Lilies grow best in full sunlight with slight shade. Something that makes them one of the most friendly and easiest plants to care for is that they do not require any special type of soil. They can be grown healthily and beautifully with any pH level in the soil as well, which is a big plus when you decide to plant them in your garden. The only thing to take into consideration when planting in soil is the amount of moisture the flower bed receives. You should avoid planting lilies in spots where a lot of water collects during rainfall. Overwatering will lead to your bulbs rotting, so be sure to plant in soil where there is adequate drainage.
If you have no choice but to plant your lilies in an area that receives a lot of water, put them in raised flowerbeds. This will protect them from the buildup of water after a storm. Loose, well-drained sandy loam is the ideal housing in which to plant them. Spring and fall are the best times to plant your lilies, provided you are having good weather. Lily bulbs have to be planted as soon as possible due to the ability they have to quickly dry out when stored. If you cannot immediately plant them upon purchasing the bulbs, keep them in a cool place, such as your refrigerator's crisper or a cold room in your basement.

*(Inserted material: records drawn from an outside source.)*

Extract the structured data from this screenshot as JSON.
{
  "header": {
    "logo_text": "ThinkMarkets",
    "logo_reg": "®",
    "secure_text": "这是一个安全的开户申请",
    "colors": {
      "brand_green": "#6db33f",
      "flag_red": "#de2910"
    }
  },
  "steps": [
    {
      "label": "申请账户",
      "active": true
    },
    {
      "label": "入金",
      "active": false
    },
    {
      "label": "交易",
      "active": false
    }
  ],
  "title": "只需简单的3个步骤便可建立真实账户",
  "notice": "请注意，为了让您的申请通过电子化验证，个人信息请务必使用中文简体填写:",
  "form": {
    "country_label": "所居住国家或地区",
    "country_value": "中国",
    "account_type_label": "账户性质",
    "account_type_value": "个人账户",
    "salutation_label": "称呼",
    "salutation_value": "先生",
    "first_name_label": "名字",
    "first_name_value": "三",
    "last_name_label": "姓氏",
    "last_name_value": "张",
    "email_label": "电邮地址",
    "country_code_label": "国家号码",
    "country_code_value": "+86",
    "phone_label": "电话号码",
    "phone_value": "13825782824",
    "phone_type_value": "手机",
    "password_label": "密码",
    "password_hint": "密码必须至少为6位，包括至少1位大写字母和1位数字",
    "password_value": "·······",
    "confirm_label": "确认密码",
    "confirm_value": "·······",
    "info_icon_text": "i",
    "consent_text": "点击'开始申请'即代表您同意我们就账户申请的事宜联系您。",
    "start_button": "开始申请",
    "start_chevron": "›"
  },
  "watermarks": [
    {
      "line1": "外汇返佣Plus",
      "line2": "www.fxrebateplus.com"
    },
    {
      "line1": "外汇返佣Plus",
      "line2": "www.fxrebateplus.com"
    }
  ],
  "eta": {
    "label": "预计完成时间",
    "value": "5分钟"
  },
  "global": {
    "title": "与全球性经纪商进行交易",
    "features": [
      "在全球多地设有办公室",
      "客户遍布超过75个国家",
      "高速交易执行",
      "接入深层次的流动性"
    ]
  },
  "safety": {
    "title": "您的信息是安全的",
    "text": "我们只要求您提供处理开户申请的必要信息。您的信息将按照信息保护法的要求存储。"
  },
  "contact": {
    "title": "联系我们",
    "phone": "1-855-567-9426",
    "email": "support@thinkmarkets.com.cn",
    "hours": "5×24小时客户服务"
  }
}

When planting a lily, dig a hole at least one foot deep and remove any rocks that might hinder the plant's growth. Leaf mold or peat moss can serve well in aiding the drainage in the soil, which is important for the overall good health of the lily. You won't need to spread any special fertilizer down during this time. It's best to wait until the plant starts showing shoots with their leaves. Be sure to then add an organic fertilizer and sprinkle water on top of it.
This cannot be stressed strongly enough, but fertilizing of your lilies should take place only during early fall, after the foliage has died off. Twice a year is enough to keep them healthy. Do not, under any circumstances, apply fertilizer immediately after flowering, because doing so can leave to your lilies prone to disease.
Once the new shoots start to appear in the spring, avoid raking the area. Doing so can lead you accidental damaging of the shoots. Broken lily shoots won't regenerate until the following year, and when they grow during that time, they will be considerably smaller. While the lilies are growing, you might want to consider installing some stakes around the flowerbeds to protect them and eventually support the stalks once they grow taller.
Removing blooms during the flowering season is expected and appropriate. However, avoid cutting more than one-third of the lily's stem, as this can adversely affect the lifespan of the plant.
Keep an eye out for insects on your lilies late into the spring. Aphids are a typical pest that plagues many plants in gardens. If you spot any insects that seem attached to the stalks and new leaves during the growing season, you can eliminate them with an insecticide spray that has nicotine or rotenone as an ingredient.
Another problem to look out for is fungus, which manifests itself as brown spots on the leaves of the lily. If left untreated too long, the fungus can completely disease the plant by spreading and causing leaf loss. Pruning the plant in the areas that become brown can control the condition and spare your lily.
If you add mulch around your lilies, it will control the growth of pesky weeds. This is important in the overall maintenance of a healthy lily plant by retaining soil moisture and preventing uprooting. A one- or two-inch layer of compost materials work well to achieve this. However, take care not to lay too much of the substance on top of your lily bulbs, because that can deprive the shoots from much needed light. Of course, you will have to remove any weeds you kill with mulch by hand to avoid accidentally damaging your lilies.